Unmanned aerial systems: UAS monitors water quality, Intel celebrates anniversary with record-setting drone light show
In this week’s roundup from the Association for Unmanned Vehicle Systems International (AUVSI), which highlights some of the latest news and headlines in unmanned vehicles and robotics, learn about an unmanned aerial system (UAS) that will be used to test water quality in Ireland, Intel’s 50th anniversary—which include a record-setting drone light show in California—and testing of an unmanned refueling aircraft for the U.S. Navy.
In this week’s roundup from the Association for Unmanned Vehicle Systems International(AUVSI), which highlights some of the latest news and headlines in unmanned vehicles and robotics,learn about an unmanned aerial system (UAS) that will be used to test water quality in Ireland, Intel’s 50th anniversary—which include a record-setting drone light show in California—and testing of an unmanned refueling aircraft for the U.S. Navy.
UAS to monitor water quality in western Ireland
In Ireland, UAS are going to be used to test water quality in western lakes.
Scientists at Galway-Mayo Institute of Technology (GMIT) believe that UAS may be able to extend the range and quality of testing, while lowering labor costs and avoiding safety issues on more exposed and inaccessible waterways.
The GMIT Marine and Freshwater Research Centre has secured €132,000 (more than $154,000 in US dollars) in funding from the Environmental Protection Agency (EPA) for the project, as part of its lake monitoring program.
Under the EU Water Framework Directive, Ireland is required to monitor the health of its inland waterways, so water chemistry scientists will work with several parties on the two-year project, including lake biologists, engineers and licensed UAS pilots.

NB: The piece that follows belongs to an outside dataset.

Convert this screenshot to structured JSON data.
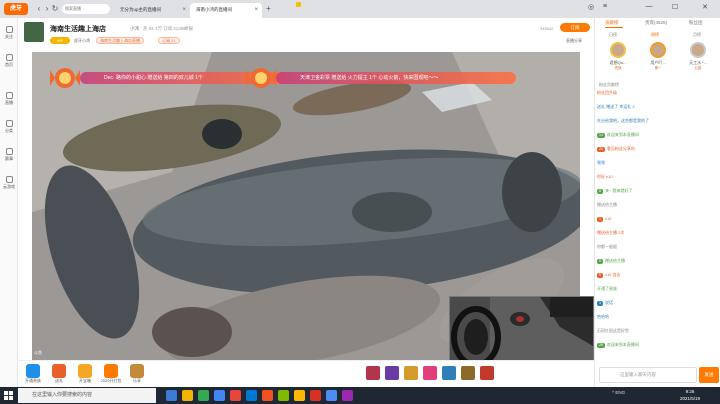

According to Dr. Rick Officer, GMIT vice president for research and innovation, the GMIT Marine and Freshwater Research Centre has already begun using UAS for environmental monitoring, but this will be the first research of its type on water quality sampling.
Industry partners Model Heli Services (MHS), a family run enterprise based in Ennis, Co Clare, and Professor Olaf Jensen of Rutgers University in New York State will assist GMIT researchers during the project. Professor Jensen uses UAS to monitor river and lake habitats in North America and Mongolia.
The project will involve installing separate communication technologies on UAS, with transmission of "real-time underwater camera images and data" to flight operators.
Use of UAS in Ireland is licensed and regulated by the Irish Aviation Authority. All UAS over one kilogram in weight must be registered with the Irish Aviation Authority.
According to GMIT, all members of its research team have successfully completed drone flight school training. Additionally, industry partners MHS are fully licensed to operate UAS up to 25 kilograms in mass.
Intel celebrates 50th anniversary with record-setting drone light show
On July 18, Intel flew 2,018 Intel Shooting Star dronesover its Folsom, California facility in celebration of its 50th anniversary.
The company’s latest drone light show set a new Guinness World Records title for the most unmanned aerial vehicles airborne simultaneously.
"Several years ago, we had an idea of flying drones forming the Intel logo over our corporate headquarters, and here we are doing just that," says Anil Nanduri, vice president and general manager, Intel Drone Group.
"It really speaks to the innovative spirit that Intel was founded on 50 years ago."
From July 18 to 22, weather-permitting, Intel will also celebrate its 50th anniversary by flying 500 of its Shooting Star drones over its corporate headquarters in Santa Clara, California.
Those light shows will be in honor of Intel’s employees and their families.
GA-ASI completes testing of arresting hook Hold Down Damper for MQ-25 UAS
General Atomics Aeronautical Systems Inc. (GA-ASI) has finished performance testing of the arresting hook Hold Down Damper (HDD) for its proposed MQ-25 unmanned aerial refueling aircraft for the U.S. Navy.
GA-ASI worked with a team from GKN Aerospace’s Fokker business unit in Helmond, Netherlands. Fokker is scheduled to supply the arresting hook for GA-ASI's bid.
"The tests successfully validated the dynamic simulation model for our HDD for MQ-25," says David R. Alexander, president, Aircraft Systems, GA-ASI.
"The validation of this model gives us confidence ahead of production and eventual deployment. This is part of our ongoing effort to reduce risk and accelerate capability for the Navy."
The test simulated dynamic conditions providing performance characteristics of the HDD, such as damping, spring rate and pressure control functionality. GA-ASI says that the test results "validate modeling tools that provide quick reaction capability for completing the design and manufacturing during the Engineering and Manufacturing Development (EMD) contract."
The model verified important requirements for HDD performance testing with positive results in a variety of areas, including initial bounce, upswing and rebound, and bolter at nominal, cold, and hot operational temperatures. Additionally, the preliminary design also validated construction and manufacturing methods for production use.
GA-ASI notes that validation of damper modeling and construction methods in this test "mitigates technical risks," and met the goal of lessening the development schedule and cost of arresting hook during the MQ-25 program’s pending EMD phase.